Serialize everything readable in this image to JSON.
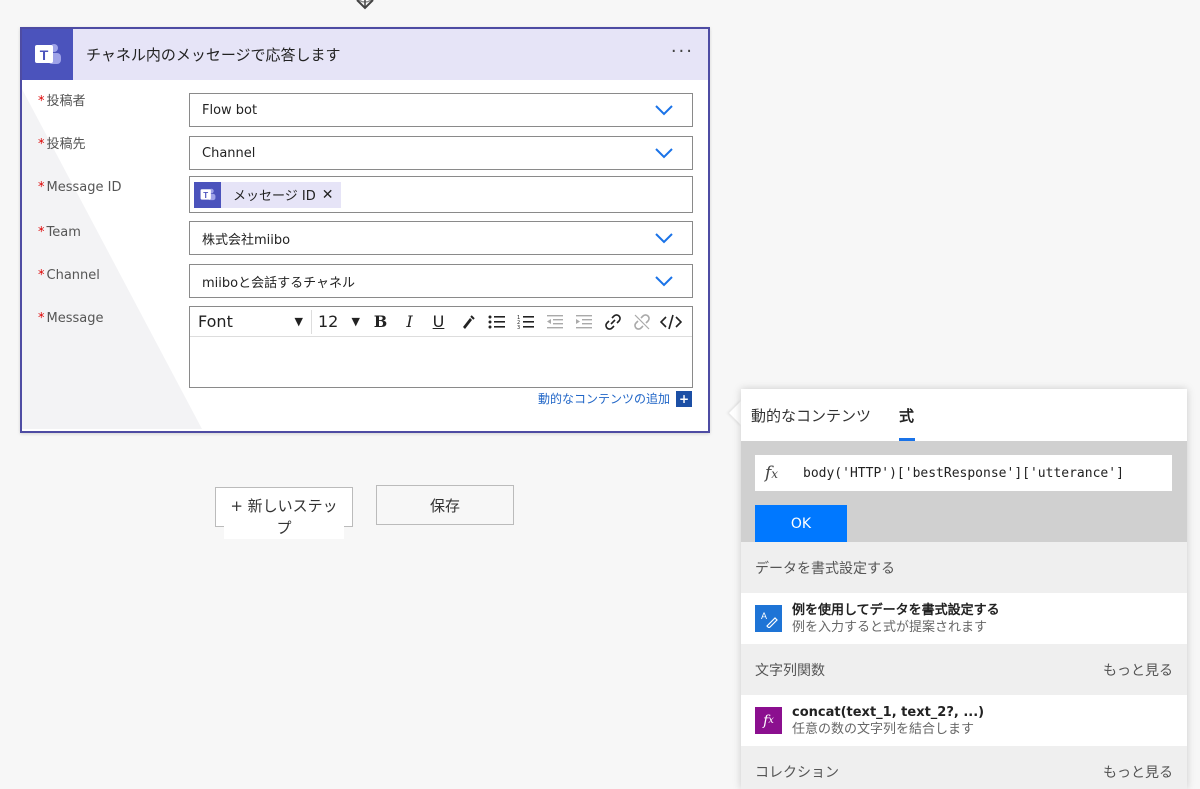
{
  "card": {
    "title": "チャネル内のメッセージで応答します",
    "menu": "···",
    "fields": [
      {
        "label": "投稿者",
        "value": "Flow bot",
        "type": "dropdown"
      },
      {
        "label": "投稿先",
        "value": "Channel",
        "type": "dropdown"
      },
      {
        "label": "Message ID",
        "token": "メッセージ ID",
        "type": "token"
      },
      {
        "label": "Team",
        "value": "株式会社miibo",
        "type": "dropdown"
      },
      {
        "label": "Channel",
        "value": "miiboと会話するチャネル",
        "type": "dropdown"
      },
      {
        "label": "Message",
        "type": "richtext"
      }
    ],
    "editor": {
      "font": "Font",
      "size": "12",
      "bold": "B",
      "italic": "I",
      "underline": "U"
    },
    "add_dynamic": "動的なコンテンツの追加",
    "add_dynamic_plus": "+"
  },
  "buttons": {
    "new_step": "+ 新しいステップ",
    "save": "保存"
  },
  "panel": {
    "tabs": [
      "動的なコンテンツ",
      "式"
    ],
    "active_tab": 1,
    "expression": "body('HTTP')['bestResponse']['utterance']",
    "fx": "fx",
    "ok": "OK",
    "sections": [
      {
        "title": "データを書式設定する",
        "more": "",
        "item": {
          "icon": "format-data-icon",
          "title": "例を使用してデータを書式設定する",
          "desc": "例を入力すると式が提案されます"
        }
      },
      {
        "title": "文字列関数",
        "more": "もっと見る",
        "item": {
          "icon": "function-icon",
          "title": "concat(text_1, text_2?, ...)",
          "desc": "任意の数の文字列を結合します"
        }
      },
      {
        "title": "コレクション",
        "more": "もっと見る"
      }
    ]
  },
  "colors": {
    "card_border": "#4e4ca3",
    "header_bg": "#e6e4f7",
    "teams_purple": "#4b53bc",
    "link_blue": "#2166c7",
    "ok_blue": "#0078ff",
    "concat_purple": "#8b0f8f"
  }
}
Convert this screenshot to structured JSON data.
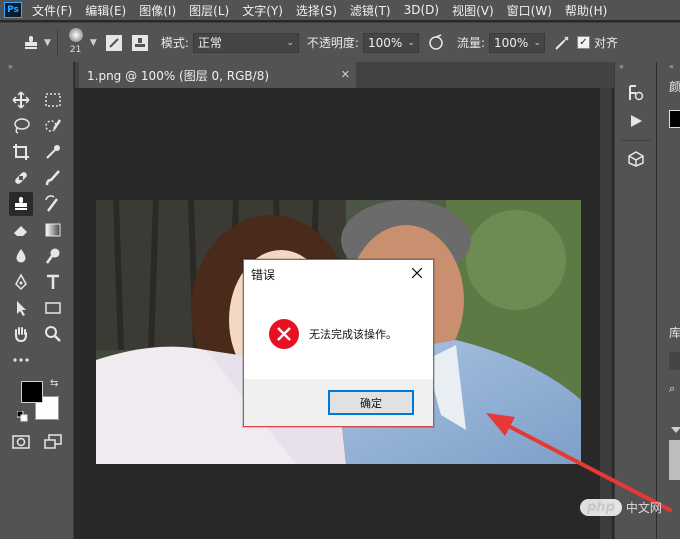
{
  "app": {
    "logo_text": "Ps"
  },
  "menu": {
    "items": [
      "文件(F)",
      "编辑(E)",
      "图像(I)",
      "图层(L)",
      "文字(Y)",
      "选择(S)",
      "滤镜(T)",
      "3D(D)",
      "视图(V)",
      "窗口(W)",
      "帮助(H)"
    ]
  },
  "options": {
    "brush_size": "21",
    "mode_label": "模式:",
    "mode_value": "正常",
    "opacity_label": "不透明度:",
    "opacity_value": "100%",
    "flow_label": "流量:",
    "flow_value": "100%",
    "align_label": "对齐",
    "align_checked": true
  },
  "document": {
    "tab_title": "1.png @ 100% (图层 0, RGB/8)",
    "tab_close": "✕"
  },
  "right_panel": {
    "color_tab_partial": "颜",
    "library_tab_partial": "库"
  },
  "dialog": {
    "title": "错误",
    "message": "无法完成该操作。",
    "ok_label": "确定"
  },
  "colors": {
    "ps_bg": "#535353",
    "canvas_bg": "#282828",
    "error_red": "#e81123",
    "focus_blue": "#0078d7",
    "annotation_arrow": "#e53935",
    "foreground_swatch": "#000000",
    "background_swatch": "#ffffff"
  },
  "watermark": {
    "badge": "php",
    "text": "中文网"
  }
}
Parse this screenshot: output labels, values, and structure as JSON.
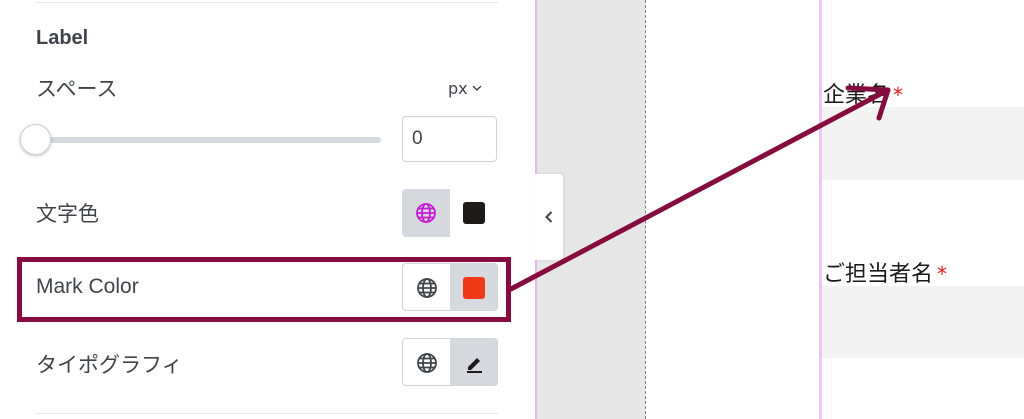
{
  "panel": {
    "section_title": "Label",
    "spacing": {
      "label": "スペース",
      "unit": "px",
      "value": "0",
      "slider_fraction": 0.0
    },
    "text_color": {
      "label": "文字色",
      "swatch_color": "#1e1a19"
    },
    "mark_color": {
      "label": "Mark Color",
      "swatch_color": "#ee3a16"
    },
    "typography": {
      "label": "タイポグラフィ"
    }
  },
  "canvas": {
    "fields": [
      {
        "label": "企業名",
        "required_mark": "*"
      },
      {
        "label": "ご担当者名",
        "required_mark": "*"
      }
    ]
  },
  "colors": {
    "highlight_border": "#860c3f",
    "arrow": "#860c3f",
    "global_active": "#c81bd7",
    "required": "#e21b1b"
  }
}
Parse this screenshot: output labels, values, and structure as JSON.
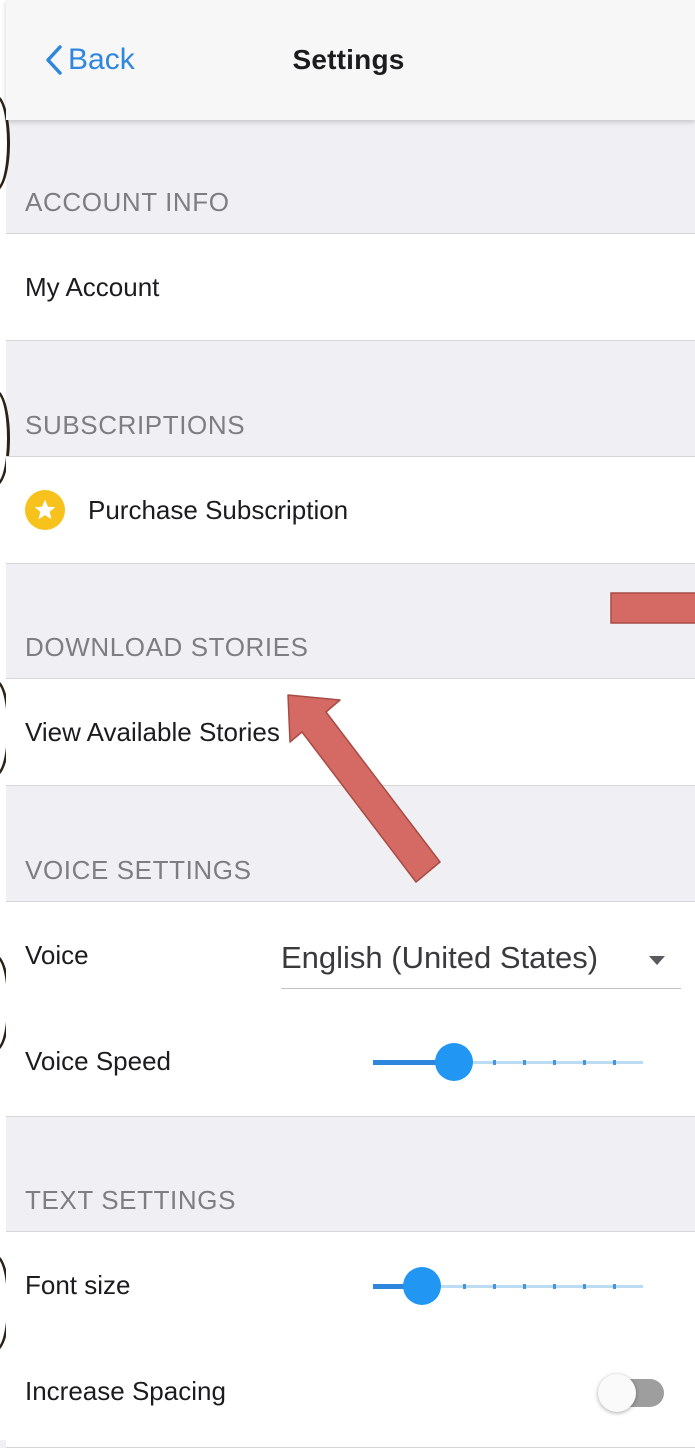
{
  "nav": {
    "back_label": "Back",
    "title": "Settings"
  },
  "sections": {
    "account": {
      "header": "ACCOUNT INFO",
      "my_account": "My Account"
    },
    "subscriptions": {
      "header": "SUBSCRIPTIONS",
      "purchase": "Purchase Subscription"
    },
    "download": {
      "header": "DOWNLOAD STORIES",
      "view_available": "View Available Stories"
    },
    "voice": {
      "header": "VOICE SETTINGS",
      "voice_label": "Voice",
      "voice_value": "English (United States)",
      "speed_label": "Voice Speed",
      "speed_value_fraction": 0.3
    },
    "text": {
      "header": "TEXT SETTINGS",
      "font_label": "Font size",
      "font_value_fraction": 0.18,
      "spacing_label": "Increase Spacing",
      "spacing_on": false
    }
  },
  "colors": {
    "accent": "#2e86de",
    "slider_thumb": "#2196f3",
    "star": "#f6c21b",
    "annotation": "#d46a63"
  }
}
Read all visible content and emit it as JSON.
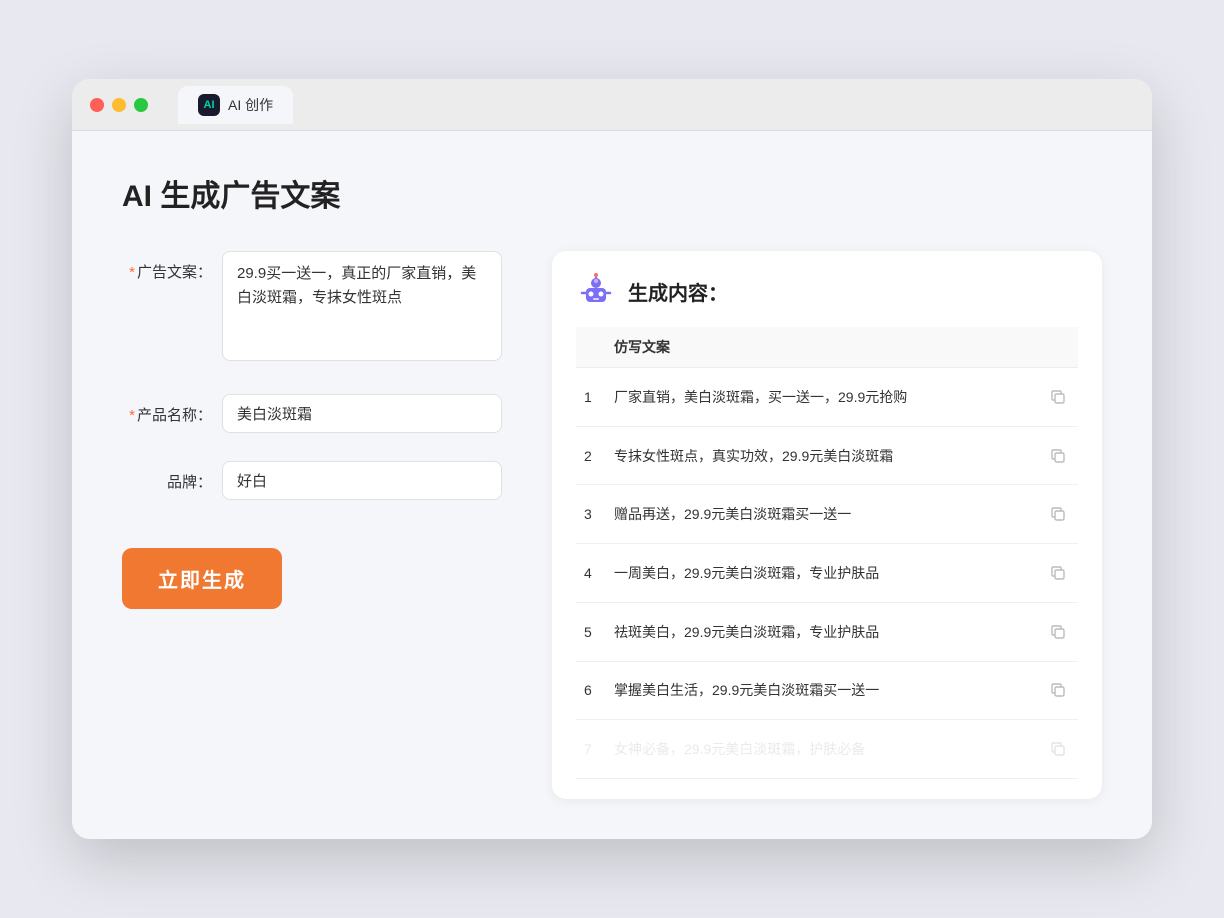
{
  "browser": {
    "tab_label": "AI 创作",
    "tab_icon_text": "AI"
  },
  "page": {
    "title": "AI 生成广告文案"
  },
  "form": {
    "ad_copy_label": "广告文案：",
    "ad_copy_required": "*",
    "ad_copy_value": "29.9买一送一，真正的厂家直销，美白淡斑霜，专抹女性斑点",
    "product_name_label": "产品名称：",
    "product_name_required": "*",
    "product_name_value": "美白淡斑霜",
    "brand_label": "品牌：",
    "brand_value": "好白",
    "generate_btn": "立即生成"
  },
  "result": {
    "header_title": "生成内容：",
    "table_header": "仿写文案",
    "items": [
      {
        "num": 1,
        "text": "厂家直销，美白淡斑霜，买一送一，29.9元抢购"
      },
      {
        "num": 2,
        "text": "专抹女性斑点，真实功效，29.9元美白淡斑霜"
      },
      {
        "num": 3,
        "text": "赠品再送，29.9元美白淡斑霜买一送一"
      },
      {
        "num": 4,
        "text": "一周美白，29.9元美白淡斑霜，专业护肤品"
      },
      {
        "num": 5,
        "text": "祛斑美白，29.9元美白淡斑霜，专业护肤品"
      },
      {
        "num": 6,
        "text": "掌握美白生活，29.9元美白淡斑霜买一送一"
      },
      {
        "num": 7,
        "text": "女神必备，29.9元美白淡斑霜，护肤必备",
        "faded": true
      }
    ]
  }
}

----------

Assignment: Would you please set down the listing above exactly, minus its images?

Exercise response:
Serialize everything readable in this image to JSON.
{
  "card": {
    "title": "チャネル内のメッセージで応答します",
    "menu": "···",
    "fields": [
      {
        "label": "投稿者",
        "value": "Flow bot",
        "type": "dropdown"
      },
      {
        "label": "投稿先",
        "value": "Channel",
        "type": "dropdown"
      },
      {
        "label": "Message ID",
        "token": "メッセージ ID",
        "type": "token"
      },
      {
        "label": "Team",
        "value": "株式会社miibo",
        "type": "dropdown"
      },
      {
        "label": "Channel",
        "value": "miiboと会話するチャネル",
        "type": "dropdown"
      },
      {
        "label": "Message",
        "type": "richtext"
      }
    ],
    "editor": {
      "font": "Font",
      "size": "12",
      "bold": "B",
      "italic": "I",
      "underline": "U"
    },
    "add_dynamic": "動的なコンテンツの追加",
    "add_dynamic_plus": "+"
  },
  "buttons": {
    "new_step": "+ 新しいステップ",
    "save": "保存"
  },
  "panel": {
    "tabs": [
      "動的なコンテンツ",
      "式"
    ],
    "active_tab": 1,
    "expression": "body('HTTP')['bestResponse']['utterance']",
    "fx": "fx",
    "ok": "OK",
    "sections": [
      {
        "title": "データを書式設定する",
        "more": "",
        "item": {
          "icon": "format-data-icon",
          "title": "例を使用してデータを書式設定する",
          "desc": "例を入力すると式が提案されます"
        }
      },
      {
        "title": "文字列関数",
        "more": "もっと見る",
        "item": {
          "icon": "function-icon",
          "title": "concat(text_1, text_2?, ...)",
          "desc": "任意の数の文字列を結合します"
        }
      },
      {
        "title": "コレクション",
        "more": "もっと見る"
      }
    ]
  },
  "colors": {
    "card_border": "#4e4ca3",
    "header_bg": "#e6e4f7",
    "teams_purple": "#4b53bc",
    "link_blue": "#2166c7",
    "ok_blue": "#0078ff",
    "concat_purple": "#8b0f8f"
  }
}
Convert this screenshot to structured JSON data.
{
  "app": {
    "logo_text": "Ps"
  },
  "menu": {
    "items": [
      "文件(F)",
      "编辑(E)",
      "图像(I)",
      "图层(L)",
      "文字(Y)",
      "选择(S)",
      "滤镜(T)",
      "3D(D)",
      "视图(V)",
      "窗口(W)",
      "帮助(H)"
    ]
  },
  "options": {
    "brush_size": "21",
    "mode_label": "模式:",
    "mode_value": "正常",
    "opacity_label": "不透明度:",
    "opacity_value": "100%",
    "flow_label": "流量:",
    "flow_value": "100%",
    "align_label": "对齐",
    "align_checked": true
  },
  "document": {
    "tab_title": "1.png @ 100% (图层 0, RGB/8)",
    "tab_close": "✕"
  },
  "right_panel": {
    "color_tab_partial": "颜",
    "library_tab_partial": "库"
  },
  "dialog": {
    "title": "错误",
    "message": "无法完成该操作。",
    "ok_label": "确定"
  },
  "colors": {
    "ps_bg": "#535353",
    "canvas_bg": "#282828",
    "error_red": "#e81123",
    "focus_blue": "#0078d7",
    "annotation_arrow": "#e53935",
    "foreground_swatch": "#000000",
    "background_swatch": "#ffffff"
  },
  "watermark": {
    "badge": "php",
    "text": "中文网"
  }
}
Parse this screenshot: output labels, values, and structure as JSON.
{
  "panel": {
    "section_title": "Label",
    "spacing": {
      "label": "スペース",
      "unit": "px",
      "value": "0",
      "slider_fraction": 0.0
    },
    "text_color": {
      "label": "文字色",
      "swatch_color": "#1e1a19"
    },
    "mark_color": {
      "label": "Mark Color",
      "swatch_color": "#ee3a16"
    },
    "typography": {
      "label": "タイポグラフィ"
    }
  },
  "canvas": {
    "fields": [
      {
        "label": "企業名",
        "required_mark": "*"
      },
      {
        "label": "ご担当者名",
        "required_mark": "*"
      }
    ]
  },
  "colors": {
    "highlight_border": "#860c3f",
    "arrow": "#860c3f",
    "global_active": "#c81bd7",
    "required": "#e21b1b"
  }
}
Parse this screenshot: output labels, values, and structure as JSON.
{
  "nav": {
    "back_label": "Back",
    "title": "Settings"
  },
  "sections": {
    "account": {
      "header": "ACCOUNT INFO",
      "my_account": "My Account"
    },
    "subscriptions": {
      "header": "SUBSCRIPTIONS",
      "purchase": "Purchase Subscription"
    },
    "download": {
      "header": "DOWNLOAD STORIES",
      "view_available": "View Available Stories"
    },
    "voice": {
      "header": "VOICE SETTINGS",
      "voice_label": "Voice",
      "voice_value": "English (United States)",
      "speed_label": "Voice Speed",
      "speed_value_fraction": 0.3
    },
    "text": {
      "header": "TEXT SETTINGS",
      "font_label": "Font size",
      "font_value_fraction": 0.18,
      "spacing_label": "Increase Spacing",
      "spacing_on": false
    }
  },
  "colors": {
    "accent": "#2e86de",
    "slider_thumb": "#2196f3",
    "star": "#f6c21b",
    "annotation": "#d46a63"
  }
}
Read all visible content and emit it as JSON.
{
  "browser": {
    "tab_label": "AI 创作",
    "tab_icon_text": "AI"
  },
  "page": {
    "title": "AI 生成广告文案"
  },
  "form": {
    "ad_copy_label": "广告文案：",
    "ad_copy_required": "*",
    "ad_copy_value": "29.9买一送一，真正的厂家直销，美白淡斑霜，专抹女性斑点",
    "product_name_label": "产品名称：",
    "product_name_required": "*",
    "product_name_value": "美白淡斑霜",
    "brand_label": "品牌：",
    "brand_value": "好白",
    "generate_btn": "立即生成"
  },
  "result": {
    "header_title": "生成内容：",
    "table_header": "仿写文案",
    "items": [
      {
        "num": 1,
        "text": "厂家直销，美白淡斑霜，买一送一，29.9元抢购"
      },
      {
        "num": 2,
        "text": "专抹女性斑点，真实功效，29.9元美白淡斑霜"
      },
      {
        "num": 3,
        "text": "赠品再送，29.9元美白淡斑霜买一送一"
      },
      {
        "num": 4,
        "text": "一周美白，29.9元美白淡斑霜，专业护肤品"
      },
      {
        "num": 5,
        "text": "祛斑美白，29.9元美白淡斑霜，专业护肤品"
      },
      {
        "num": 6,
        "text": "掌握美白生活，29.9元美白淡斑霜买一送一"
      },
      {
        "num": 7,
        "text": "女神必备，29.9元美白淡斑霜，护肤必备",
        "faded": true
      }
    ]
  }
}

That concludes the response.